What the exercise asks => If a record below holds a picture, drop the picture and restate everything else word for word.

*** Exercise data Section Begins ***

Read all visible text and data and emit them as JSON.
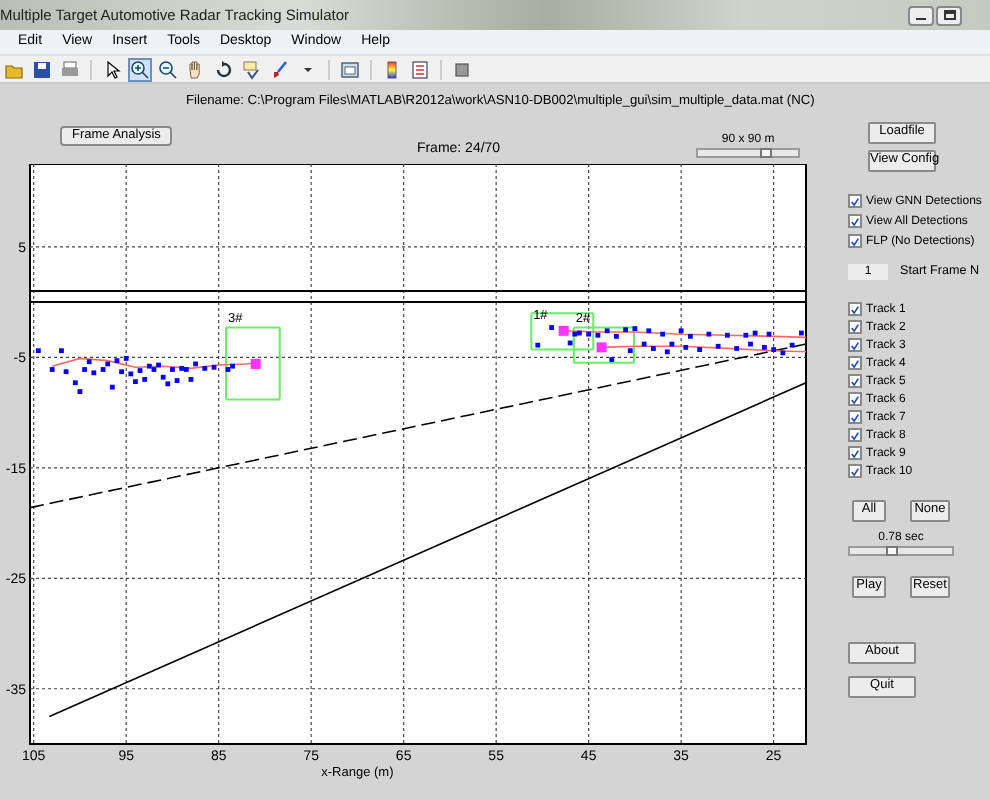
{
  "window": {
    "title": "Multiple Target Automotive Radar Tracking Simulator"
  },
  "menu": [
    "Edit",
    "View",
    "Insert",
    "Tools",
    "Desktop",
    "Window",
    "Help"
  ],
  "toolbar": [
    {
      "selected": false
    },
    {
      "selected": false
    },
    {
      "selected": false
    },
    {
      "selected": false
    },
    {
      "selected": true
    },
    {
      "selected": false
    },
    {
      "selected": false
    },
    {
      "selected": false
    },
    {
      "selected": false
    },
    {
      "selected": false
    },
    {
      "selected": false
    },
    {
      "selected": false
    },
    {
      "selected": false
    },
    {
      "selected": false
    },
    {
      "selected": false
    }
  ],
  "filename": "Filename:  C:\\Program Files\\MATLAB\\R2012a\\work\\ASN10-DB002\\multiple_gui\\sim_multiple_data.mat (NC)",
  "frame_analysis_button": "Frame Analysis",
  "frame_label": "Frame: 24/70",
  "area_slider": {
    "label": "90 x 90 m",
    "level": 0.7
  },
  "plot": {
    "chart_data": {
      "type": "scatter",
      "xlabel": "x-Range (m)",
      "xlim": [
        105.4,
        21.5
      ],
      "ylim": [
        -40,
        12.5
      ],
      "xticks": [
        105,
        95,
        85,
        75,
        65,
        55,
        45,
        35,
        25
      ],
      "yticks": [
        5,
        -5,
        -15,
        -25,
        -35
      ],
      "grid": true,
      "series": [
        {
          "type": "line",
          "color": "#000000",
          "x": [
            105.4,
            21.5
          ],
          "values": [
            1,
            1
          ]
        },
        {
          "type": "line",
          "color": "#000000",
          "x": [
            105.4,
            21.5
          ],
          "values": [
            0,
            0
          ]
        },
        {
          "type": "line",
          "color": "#66ee66",
          "x": [
            84.2,
            78.4
          ],
          "values": [
            -2.3,
            -2.3
          ]
        },
        {
          "type": "line",
          "color": "#66ee66",
          "x": [
            84.2,
            78.4
          ],
          "values": [
            -8.8,
            -8.8
          ]
        },
        {
          "type": "line",
          "color": "#66ee66",
          "x": [
            51.2,
            44.5
          ],
          "values": [
            -1.0,
            -1.0
          ]
        },
        {
          "type": "line",
          "color": "#66ee66",
          "x": [
            51.2,
            44.5
          ],
          "values": [
            -4.3,
            -4.3
          ]
        },
        {
          "type": "line",
          "color": "#66ee66",
          "x": [
            46.6,
            40.1
          ],
          "values": [
            -2.3,
            -2.3
          ]
        },
        {
          "type": "line",
          "color": "#66ee66",
          "x": [
            46.6,
            40.1
          ],
          "values": [
            -5.5,
            -5.5
          ]
        },
        {
          "type": "line",
          "line_style": "dashed",
          "color": "#000000",
          "x": [
            105.4,
            21.5
          ],
          "values": [
            -18.6,
            -3.8
          ]
        },
        {
          "type": "line",
          "color": "#000000",
          "x": [
            103.3,
            21.5
          ],
          "values": [
            -37.5,
            -7.3
          ]
        },
        {
          "type": "line",
          "color": "#ff6666",
          "x": [
            103,
            100,
            97,
            94,
            91,
            88,
            85,
            82,
            81
          ],
          "values": [
            -5.8,
            -5.1,
            -5.3,
            -5.9,
            -5.8,
            -6.0,
            -5.7,
            -5.6,
            -5.5
          ]
        },
        {
          "type": "line",
          "color": "#ff6666",
          "x": [
            47.7,
            44,
            40,
            35,
            30,
            25,
            21.5
          ],
          "values": [
            -2.6,
            -2.7,
            -2.7,
            -2.9,
            -3.0,
            -3.1,
            -3.2
          ]
        },
        {
          "type": "line",
          "color": "#ff6666",
          "x": [
            43.6,
            40,
            35,
            30,
            25,
            21.5
          ],
          "values": [
            -4.1,
            -4.0,
            -4.0,
            -4.2,
            -4.4,
            -4.5
          ]
        },
        {
          "type": "scatter",
          "color": "#0000ff",
          "x": [
            104.5,
            103,
            102,
            101.5,
            100.5,
            100,
            99.5,
            99,
            98.5,
            97.5,
            97,
            96.5,
            96,
            95.5,
            95,
            94.5,
            94,
            93.5,
            93,
            92.5,
            92,
            91.5,
            91,
            90.5,
            90,
            89.5,
            89,
            88.5,
            88,
            87.5,
            86.5,
            85.5,
            84,
            83.5
          ],
          "values": [
            -4.4,
            -6.1,
            -4.4,
            -6.3,
            -7.3,
            -8.1,
            -6.1,
            -5.4,
            -6.4,
            -6.1,
            -5.6,
            -7.7,
            -5.3,
            -6.3,
            -5.1,
            -6.5,
            -7.2,
            -6.2,
            -7.0,
            -5.8,
            -6.1,
            -5.7,
            -6.8,
            -7.4,
            -6.1,
            -7.1,
            -6.0,
            -6.1,
            -7.0,
            -5.6,
            -6.0,
            -5.9,
            -6.1,
            -5.8
          ]
        },
        {
          "type": "scatter",
          "color": "#0000ff",
          "x": [
            50.5,
            49,
            47,
            46.5,
            46,
            45,
            44,
            43,
            42.5,
            42,
            41,
            40.5,
            40,
            39,
            38.5,
            38,
            37,
            36.5,
            36,
            35,
            34.5,
            34,
            33,
            32,
            31,
            30,
            29,
            28,
            27.5,
            27,
            26,
            25.5,
            25,
            24,
            23,
            22
          ],
          "values": [
            -3.9,
            -2.3,
            -3.7,
            -2.9,
            -2.8,
            -2.9,
            -3.0,
            -2.6,
            -5.2,
            -3.1,
            -2.5,
            -4.4,
            -2.4,
            -3.8,
            -2.6,
            -4.2,
            -2.9,
            -4.5,
            -3.8,
            -2.6,
            -4.1,
            -3.1,
            -4.3,
            -2.9,
            -4.0,
            -3.0,
            -4.2,
            -3.0,
            -3.8,
            -2.8,
            -4.1,
            -2.9,
            -4.3,
            -4.6,
            -3.9,
            -2.8
          ]
        },
        {
          "type": "scatter",
          "marker": "square",
          "color": "#ff33ff",
          "x": [
            81,
            47.7,
            43.6
          ],
          "values": [
            -5.6,
            -2.6,
            -4.1
          ]
        }
      ],
      "annotations": [
        {
          "text": "3#",
          "x": 84,
          "y": -1.8
        },
        {
          "text": "1#",
          "x": 51,
          "y": -1.5
        },
        {
          "text": "2#",
          "x": 46.4,
          "y": -1.8
        }
      ]
    }
  },
  "controls": {
    "loadfile": "Loadfile",
    "view_config": "View Config",
    "view_options": [
      {
        "label": "View GNN Detections",
        "checked": true
      },
      {
        "label": "View All Detections",
        "checked": true
      },
      {
        "label": "FLP (No Detections)",
        "checked": true
      }
    ],
    "start_frame": {
      "value": "1",
      "label": "Start Frame N"
    },
    "tracks": [
      {
        "label": "Track 1",
        "checked": true
      },
      {
        "label": "Track 2",
        "checked": true
      },
      {
        "label": "Track 3",
        "checked": true
      },
      {
        "label": "Track 4",
        "checked": true
      },
      {
        "label": "Track 5",
        "checked": true
      },
      {
        "label": "Track 6",
        "checked": true
      },
      {
        "label": "Track 7",
        "checked": true
      },
      {
        "label": "Track 8",
        "checked": true
      },
      {
        "label": "Track 9",
        "checked": true
      },
      {
        "label": "Track 10",
        "checked": true
      }
    ],
    "all": "All",
    "none": "None",
    "speed_slider": {
      "label": "0.78 sec",
      "level": 0.4
    },
    "play": "Play",
    "reset": "Reset",
    "about": "About",
    "quit": "Quit"
  }
}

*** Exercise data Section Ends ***

Solution to the problem =>
Read all visible text and data and emit them as JSON.
{
  "window": {
    "title": "Multiple Target Automotive Radar Tracking Simulator"
  },
  "menu": [
    "Edit",
    "View",
    "Insert",
    "Tools",
    "Desktop",
    "Window",
    "Help"
  ],
  "toolbar": [
    {
      "selected": false
    },
    {
      "selected": false
    },
    {
      "selected": false
    },
    {
      "selected": false
    },
    {
      "selected": true
    },
    {
      "selected": false
    },
    {
      "selected": false
    },
    {
      "selected": false
    },
    {
      "selected": false
    },
    {
      "selected": false
    },
    {
      "selected": false
    },
    {
      "selected": false
    },
    {
      "selected": false
    },
    {
      "selected": false
    },
    {
      "selected": false
    }
  ],
  "filename": "Filename:  C:\\Program Files\\MATLAB\\R2012a\\work\\ASN10-DB002\\multiple_gui\\sim_multiple_data.mat (NC)",
  "frame_analysis_button": "Frame Analysis",
  "frame_label": "Frame: 24/70",
  "area_slider": {
    "label": "90 x 90 m",
    "level": 0.7
  },
  "plot": {
    "chart_data": {
      "type": "scatter",
      "xlabel": "x-Range (m)",
      "xlim": [
        105.4,
        21.5
      ],
      "ylim": [
        -40,
        12.5
      ],
      "xticks": [
        105,
        95,
        85,
        75,
        65,
        55,
        45,
        35,
        25
      ],
      "yticks": [
        5,
        -5,
        -15,
        -25,
        -35
      ],
      "grid": true,
      "series": [
        {
          "type": "line",
          "color": "#000000",
          "x": [
            105.4,
            21.5
          ],
          "values": [
            1,
            1
          ]
        },
        {
          "type": "line",
          "color": "#000000",
          "x": [
            105.4,
            21.5
          ],
          "values": [
            0,
            0
          ]
        },
        {
          "type": "line",
          "color": "#66ee66",
          "x": [
            84.2,
            78.4
          ],
          "values": [
            -2.3,
            -2.3
          ]
        },
        {
          "type": "line",
          "color": "#66ee66",
          "x": [
            84.2,
            78.4
          ],
          "values": [
            -8.8,
            -8.8
          ]
        },
        {
          "type": "line",
          "color": "#66ee66",
          "x": [
            51.2,
            44.5
          ],
          "values": [
            -1.0,
            -1.0
          ]
        },
        {
          "type": "line",
          "color": "#66ee66",
          "x": [
            51.2,
            44.5
          ],
          "values": [
            -4.3,
            -4.3
          ]
        },
        {
          "type": "line",
          "color": "#66ee66",
          "x": [
            46.6,
            40.1
          ],
          "values": [
            -2.3,
            -2.3
          ]
        },
        {
          "type": "line",
          "color": "#66ee66",
          "x": [
            46.6,
            40.1
          ],
          "values": [
            -5.5,
            -5.5
          ]
        },
        {
          "type": "line",
          "line_style": "dashed",
          "color": "#000000",
          "x": [
            105.4,
            21.5
          ],
          "values": [
            -18.6,
            -3.8
          ]
        },
        {
          "type": "line",
          "color": "#000000",
          "x": [
            103.3,
            21.5
          ],
          "values": [
            -37.5,
            -7.3
          ]
        },
        {
          "type": "line",
          "color": "#ff6666",
          "x": [
            103,
            100,
            97,
            94,
            91,
            88,
            85,
            82,
            81
          ],
          "values": [
            -5.8,
            -5.1,
            -5.3,
            -5.9,
            -5.8,
            -6.0,
            -5.7,
            -5.6,
            -5.5
          ]
        },
        {
          "type": "line",
          "color": "#ff6666",
          "x": [
            47.7,
            44,
            40,
            35,
            30,
            25,
            21.5
          ],
          "values": [
            -2.6,
            -2.7,
            -2.7,
            -2.9,
            -3.0,
            -3.1,
            -3.2
          ]
        },
        {
          "type": "line",
          "color": "#ff6666",
          "x": [
            43.6,
            40,
            35,
            30,
            25,
            21.5
          ],
          "values": [
            -4.1,
            -4.0,
            -4.0,
            -4.2,
            -4.4,
            -4.5
          ]
        },
        {
          "type": "scatter",
          "color": "#0000ff",
          "x": [
            104.5,
            103,
            102,
            101.5,
            100.5,
            100,
            99.5,
            99,
            98.5,
            97.5,
            97,
            96.5,
            96,
            95.5,
            95,
            94.5,
            94,
            93.5,
            93,
            92.5,
            92,
            91.5,
            91,
            90.5,
            90,
            89.5,
            89,
            88.5,
            88,
            87.5,
            86.5,
            85.5,
            84,
            83.5
          ],
          "values": [
            -4.4,
            -6.1,
            -4.4,
            -6.3,
            -7.3,
            -8.1,
            -6.1,
            -5.4,
            -6.4,
            -6.1,
            -5.6,
            -7.7,
            -5.3,
            -6.3,
            -5.1,
            -6.5,
            -7.2,
            -6.2,
            -7.0,
            -5.8,
            -6.1,
            -5.7,
            -6.8,
            -7.4,
            -6.1,
            -7.1,
            -6.0,
            -6.1,
            -7.0,
            -5.6,
            -6.0,
            -5.9,
            -6.1,
            -5.8
          ]
        },
        {
          "type": "scatter",
          "color": "#0000ff",
          "x": [
            50.5,
            49,
            47,
            46.5,
            46,
            45,
            44,
            43,
            42.5,
            42,
            41,
            40.5,
            40,
            39,
            38.5,
            38,
            37,
            36.5,
            36,
            35,
            34.5,
            34,
            33,
            32,
            31,
            30,
            29,
            28,
            27.5,
            27,
            26,
            25.5,
            25,
            24,
            23,
            22
          ],
          "values": [
            -3.9,
            -2.3,
            -3.7,
            -2.9,
            -2.8,
            -2.9,
            -3.0,
            -2.6,
            -5.2,
            -3.1,
            -2.5,
            -4.4,
            -2.4,
            -3.8,
            -2.6,
            -4.2,
            -2.9,
            -4.5,
            -3.8,
            -2.6,
            -4.1,
            -3.1,
            -4.3,
            -2.9,
            -4.0,
            -3.0,
            -4.2,
            -3.0,
            -3.8,
            -2.8,
            -4.1,
            -2.9,
            -4.3,
            -4.6,
            -3.9,
            -2.8
          ]
        },
        {
          "type": "scatter",
          "marker": "square",
          "color": "#ff33ff",
          "x": [
            81,
            47.7,
            43.6
          ],
          "values": [
            -5.6,
            -2.6,
            -4.1
          ]
        }
      ],
      "annotations": [
        {
          "text": "3#",
          "x": 84,
          "y": -1.8
        },
        {
          "text": "1#",
          "x": 51,
          "y": -1.5
        },
        {
          "text": "2#",
          "x": 46.4,
          "y": -1.8
        }
      ]
    }
  },
  "controls": {
    "loadfile": "Loadfile",
    "view_config": "View Config",
    "view_options": [
      {
        "label": "View GNN Detections",
        "checked": true
      },
      {
        "label": "View All Detections",
        "checked": true
      },
      {
        "label": "FLP (No Detections)",
        "checked": true
      }
    ],
    "start_frame": {
      "value": "1",
      "label": "Start Frame N"
    },
    "tracks": [
      {
        "label": "Track 1",
        "checked": true
      },
      {
        "label": "Track 2",
        "checked": true
      },
      {
        "label": "Track 3",
        "checked": true
      },
      {
        "label": "Track 4",
        "checked": true
      },
      {
        "label": "Track 5",
        "checked": true
      },
      {
        "label": "Track 6",
        "checked": true
      },
      {
        "label": "Track 7",
        "checked": true
      },
      {
        "label": "Track 8",
        "checked": true
      },
      {
        "label": "Track 9",
        "checked": true
      },
      {
        "label": "Track 10",
        "checked": true
      }
    ],
    "all": "All",
    "none": "None",
    "speed_slider": {
      "label": "0.78 sec",
      "level": 0.4
    },
    "play": "Play",
    "reset": "Reset",
    "about": "About",
    "quit": "Quit"
  }
}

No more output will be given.